Your job is to copy all the entries precisely as they stand.

------------------------------------------------

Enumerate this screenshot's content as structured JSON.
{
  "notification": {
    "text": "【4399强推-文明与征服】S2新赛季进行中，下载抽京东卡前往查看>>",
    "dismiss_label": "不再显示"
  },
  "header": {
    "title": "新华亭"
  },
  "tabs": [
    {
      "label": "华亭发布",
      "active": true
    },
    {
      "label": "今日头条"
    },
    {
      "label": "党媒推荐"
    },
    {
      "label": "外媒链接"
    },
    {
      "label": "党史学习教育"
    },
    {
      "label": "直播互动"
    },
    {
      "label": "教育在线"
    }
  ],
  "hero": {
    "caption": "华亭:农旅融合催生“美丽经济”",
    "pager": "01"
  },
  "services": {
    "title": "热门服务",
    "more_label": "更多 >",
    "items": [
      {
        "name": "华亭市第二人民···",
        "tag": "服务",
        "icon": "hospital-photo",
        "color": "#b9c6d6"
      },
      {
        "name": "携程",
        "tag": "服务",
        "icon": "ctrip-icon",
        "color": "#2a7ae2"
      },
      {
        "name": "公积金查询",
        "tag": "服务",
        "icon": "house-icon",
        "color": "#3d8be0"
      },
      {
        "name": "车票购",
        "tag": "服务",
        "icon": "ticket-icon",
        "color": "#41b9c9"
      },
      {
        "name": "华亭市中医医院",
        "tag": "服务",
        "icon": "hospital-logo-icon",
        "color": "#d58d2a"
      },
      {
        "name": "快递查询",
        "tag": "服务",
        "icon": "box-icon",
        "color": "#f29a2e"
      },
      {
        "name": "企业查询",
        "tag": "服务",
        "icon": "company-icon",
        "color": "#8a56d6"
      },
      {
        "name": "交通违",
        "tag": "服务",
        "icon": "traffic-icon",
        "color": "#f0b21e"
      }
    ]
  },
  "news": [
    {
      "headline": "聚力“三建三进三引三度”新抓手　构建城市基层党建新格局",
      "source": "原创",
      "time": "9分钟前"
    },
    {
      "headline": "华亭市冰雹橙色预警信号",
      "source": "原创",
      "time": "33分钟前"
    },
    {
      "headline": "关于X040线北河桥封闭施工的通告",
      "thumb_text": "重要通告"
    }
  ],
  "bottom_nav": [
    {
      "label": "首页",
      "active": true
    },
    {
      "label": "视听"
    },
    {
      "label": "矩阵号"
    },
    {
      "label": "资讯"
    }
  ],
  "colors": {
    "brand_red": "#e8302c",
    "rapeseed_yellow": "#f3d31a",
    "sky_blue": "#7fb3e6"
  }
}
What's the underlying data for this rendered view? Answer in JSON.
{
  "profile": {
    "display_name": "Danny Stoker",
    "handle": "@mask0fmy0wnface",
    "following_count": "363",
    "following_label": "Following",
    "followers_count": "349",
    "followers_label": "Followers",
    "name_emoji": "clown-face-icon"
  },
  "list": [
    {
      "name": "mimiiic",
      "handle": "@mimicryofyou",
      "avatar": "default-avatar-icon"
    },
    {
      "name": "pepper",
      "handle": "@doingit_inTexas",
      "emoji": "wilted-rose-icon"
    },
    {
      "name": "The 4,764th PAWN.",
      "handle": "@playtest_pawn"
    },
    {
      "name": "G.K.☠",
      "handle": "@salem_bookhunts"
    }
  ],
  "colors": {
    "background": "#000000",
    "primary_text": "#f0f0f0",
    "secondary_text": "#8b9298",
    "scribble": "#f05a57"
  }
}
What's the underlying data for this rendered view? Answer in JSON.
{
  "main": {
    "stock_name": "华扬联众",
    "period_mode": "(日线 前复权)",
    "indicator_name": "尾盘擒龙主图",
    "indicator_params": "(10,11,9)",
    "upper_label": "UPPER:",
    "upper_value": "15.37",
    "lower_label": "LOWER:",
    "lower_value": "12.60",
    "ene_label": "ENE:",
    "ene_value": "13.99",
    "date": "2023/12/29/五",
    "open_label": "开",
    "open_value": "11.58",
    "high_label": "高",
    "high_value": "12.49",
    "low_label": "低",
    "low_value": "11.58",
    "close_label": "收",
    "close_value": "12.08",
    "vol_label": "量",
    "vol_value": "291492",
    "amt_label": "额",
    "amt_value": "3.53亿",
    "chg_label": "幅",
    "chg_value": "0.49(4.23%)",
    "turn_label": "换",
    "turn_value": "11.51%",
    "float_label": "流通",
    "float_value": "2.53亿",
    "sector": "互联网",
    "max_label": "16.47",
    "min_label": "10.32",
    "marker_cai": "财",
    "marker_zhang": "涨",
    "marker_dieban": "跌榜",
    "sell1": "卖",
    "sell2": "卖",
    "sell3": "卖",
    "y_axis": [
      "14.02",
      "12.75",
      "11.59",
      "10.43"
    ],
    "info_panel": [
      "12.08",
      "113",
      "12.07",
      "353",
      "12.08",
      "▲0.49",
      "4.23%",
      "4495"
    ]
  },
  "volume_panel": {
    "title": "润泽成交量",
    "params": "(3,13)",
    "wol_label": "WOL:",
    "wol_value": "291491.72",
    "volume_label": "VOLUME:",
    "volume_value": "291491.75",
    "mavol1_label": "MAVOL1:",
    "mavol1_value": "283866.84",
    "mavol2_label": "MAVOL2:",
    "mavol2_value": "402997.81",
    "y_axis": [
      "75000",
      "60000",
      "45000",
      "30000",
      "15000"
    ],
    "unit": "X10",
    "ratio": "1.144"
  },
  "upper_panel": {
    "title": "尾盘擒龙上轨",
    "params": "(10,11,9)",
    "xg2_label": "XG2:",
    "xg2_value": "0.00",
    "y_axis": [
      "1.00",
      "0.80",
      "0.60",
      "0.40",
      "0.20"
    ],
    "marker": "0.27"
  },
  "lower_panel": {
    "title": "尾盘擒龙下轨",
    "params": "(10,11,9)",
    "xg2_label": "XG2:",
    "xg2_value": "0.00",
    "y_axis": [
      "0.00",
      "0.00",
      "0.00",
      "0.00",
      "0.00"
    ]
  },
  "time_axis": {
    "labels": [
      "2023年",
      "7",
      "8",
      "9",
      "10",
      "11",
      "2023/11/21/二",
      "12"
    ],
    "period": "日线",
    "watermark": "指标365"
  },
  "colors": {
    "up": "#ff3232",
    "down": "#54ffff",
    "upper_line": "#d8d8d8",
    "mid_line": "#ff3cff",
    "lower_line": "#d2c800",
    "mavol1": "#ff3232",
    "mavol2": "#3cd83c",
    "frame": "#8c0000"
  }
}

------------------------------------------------

**Answer to the problem:**
Enumerate this screenshot's content as structured JSON.
{
  "notification": {
    "text": "【4399强推-文明与征服】S2新赛季进行中，下载抽京东卡前往查看>>",
    "dismiss_label": "不再显示"
  },
  "header": {
    "title": "新华亭"
  },
  "tabs": [
    {
      "label": "华亭发布",
      "active": true
    },
    {
      "label": "今日头条"
    },
    {
      "label": "党媒推荐"
    },
    {
      "label": "外媒链接"
    },
    {
      "label": "党史学习教育"
    },
    {
      "label": "直播互动"
    },
    {
      "label": "教育在线"
    }
  ],
  "hero": {
    "caption": "华亭:农旅融合催生“美丽经济”",
    "pager": "01"
  },
  "services": {
    "title": "热门服务",
    "more_label": "更多 >",
    "items": [
      {
        "name": "华亭市第二人民···",
        "tag": "服务",
        "icon": "hospital-photo",
        "color": "#b9c6d6"
      },
      {
        "name": "携程",
        "tag": "服务",
        "icon": "ctrip-icon",
        "color": "#2a7ae2"
      },
      {
        "name": "公积金查询",
        "tag": "服务",
        "icon": "house-icon",
        "color": "#3d8be0"
      },
      {
        "name": "车票购",
        "tag": "服务",
        "icon": "ticket-icon",
        "color": "#41b9c9"
      },
      {
        "name": "华亭市中医医院",
        "tag": "服务",
        "icon": "hospital-logo-icon",
        "color": "#d58d2a"
      },
      {
        "name": "快递查询",
        "tag": "服务",
        "icon": "box-icon",
        "color": "#f29a2e"
      },
      {
        "name": "企业查询",
        "tag": "服务",
        "icon": "company-icon",
        "color": "#8a56d6"
      },
      {
        "name": "交通违",
        "tag": "服务",
        "icon": "traffic-icon",
        "color": "#f0b21e"
      }
    ]
  },
  "news": [
    {
      "headline": "聚力“三建三进三引三度”新抓手　构建城市基层党建新格局",
      "source": "原创",
      "time": "9分钟前"
    },
    {
      "headline": "华亭市冰雹橙色预警信号",
      "source": "原创",
      "time": "33分钟前"
    },
    {
      "headline": "关于X040线北河桥封闭施工的通告",
      "thumb_text": "重要通告"
    }
  ],
  "bottom_nav": [
    {
      "label": "首页",
      "active": true
    },
    {
      "label": "视听"
    },
    {
      "label": "矩阵号"
    },
    {
      "label": "资讯"
    }
  ],
  "colors": {
    "brand_red": "#e8302c",
    "rapeseed_yellow": "#f3d31a",
    "sky_blue": "#7fb3e6"
  }
}
What's the underlying data for this rendered view? Answer in JSON.
{
  "profile": {
    "display_name": "Danny Stoker",
    "handle": "@mask0fmy0wnface",
    "following_count": "363",
    "following_label": "Following",
    "followers_count": "349",
    "followers_label": "Followers",
    "name_emoji": "clown-face-icon"
  },
  "list": [
    {
      "name": "mimiiic",
      "handle": "@mimicryofyou",
      "avatar": "default-avatar-icon"
    },
    {
      "name": "pepper",
      "handle": "@doingit_inTexas",
      "emoji": "wilted-rose-icon"
    },
    {
      "name": "The 4,764th PAWN.",
      "handle": "@playtest_pawn"
    },
    {
      "name": "G.K.☠",
      "handle": "@salem_bookhunts"
    }
  ],
  "colors": {
    "background": "#000000",
    "primary_text": "#f0f0f0",
    "secondary_text": "#8b9298",
    "scribble": "#f05a57"
  }
}
What's the underlying data for this rendered view? Answer in JSON.
{
  "main": {
    "stock_name": "华扬联众",
    "period_mode": "(日线 前复权)",
    "indicator_name": "尾盘擒龙主图",
    "indicator_params": "(10,11,9)",
    "upper_label": "UPPER:",
    "upper_value": "15.37",
    "lower_label": "LOWER:",
    "lower_value": "12.60",
    "ene_label": "ENE:",
    "ene_value": "13.99",
    "date": "2023/12/29/五",
    "open_label": "开",
    "open_value": "11.58",
    "high_label": "高",
    "high_value": "12.49",
    "low_label": "低",
    "low_value": "11.58",
    "close_label": "收",
    "close_value": "12.08",
    "vol_label": "量",
    "vol_value": "291492",
    "amt_label": "额",
    "amt_value": "3.53亿",
    "chg_label": "幅",
    "chg_value": "0.49(4.23%)",
    "turn_label": "换",
    "turn_value": "11.51%",
    "float_label": "流通",
    "float_value": "2.53亿",
    "sector": "互联网",
    "max_label": "16.47",
    "min_label": "10.32",
    "marker_cai": "财",
    "marker_zhang": "涨",
    "marker_dieban": "跌榜",
    "sell1": "卖",
    "sell2": "卖",
    "sell3": "卖",
    "y_axis": [
      "14.02",
      "12.75",
      "11.59",
      "10.43"
    ],
    "info_panel": [
      "12.08",
      "113",
      "12.07",
      "353",
      "12.08",
      "▲0.49",
      "4.23%",
      "4495"
    ]
  },
  "volume_panel": {
    "title": "润泽成交量",
    "params": "(3,13)",
    "wol_label": "WOL:",
    "wol_value": "291491.72",
    "volume_label": "VOLUME:",
    "volume_value": "291491.75",
    "mavol1_label": "MAVOL1:",
    "mavol1_value": "283866.84",
    "mavol2_label": "MAVOL2:",
    "mavol2_value": "402997.81",
    "y_axis": [
      "75000",
      "60000",
      "45000",
      "30000",
      "15000"
    ],
    "unit": "X10",
    "ratio": "1.144"
  },
  "upper_panel": {
    "title": "尾盘擒龙上轨",
    "params": "(10,11,9)",
    "xg2_label": "XG2:",
    "xg2_value": "0.00",
    "y_axis": [
      "1.00",
      "0.80",
      "0.60",
      "0.40",
      "0.20"
    ],
    "marker": "0.27"
  },
  "lower_panel": {
    "title": "尾盘擒龙下轨",
    "params": "(10,11,9)",
    "xg2_label": "XG2:",
    "xg2_value": "0.00",
    "y_axis": [
      "0.00",
      "0.00",
      "0.00",
      "0.00",
      "0.00"
    ]
  },
  "time_axis": {
    "labels": [
      "2023年",
      "7",
      "8",
      "9",
      "10",
      "11",
      "2023/11/21/二",
      "12"
    ],
    "period": "日线",
    "watermark": "指标365"
  },
  "colors": {
    "up": "#ff3232",
    "down": "#54ffff",
    "upper_line": "#d8d8d8",
    "mid_line": "#ff3cff",
    "lower_line": "#d2c800",
    "mavol1": "#ff3232",
    "mavol2": "#3cd83c",
    "frame": "#8c0000"
  }
}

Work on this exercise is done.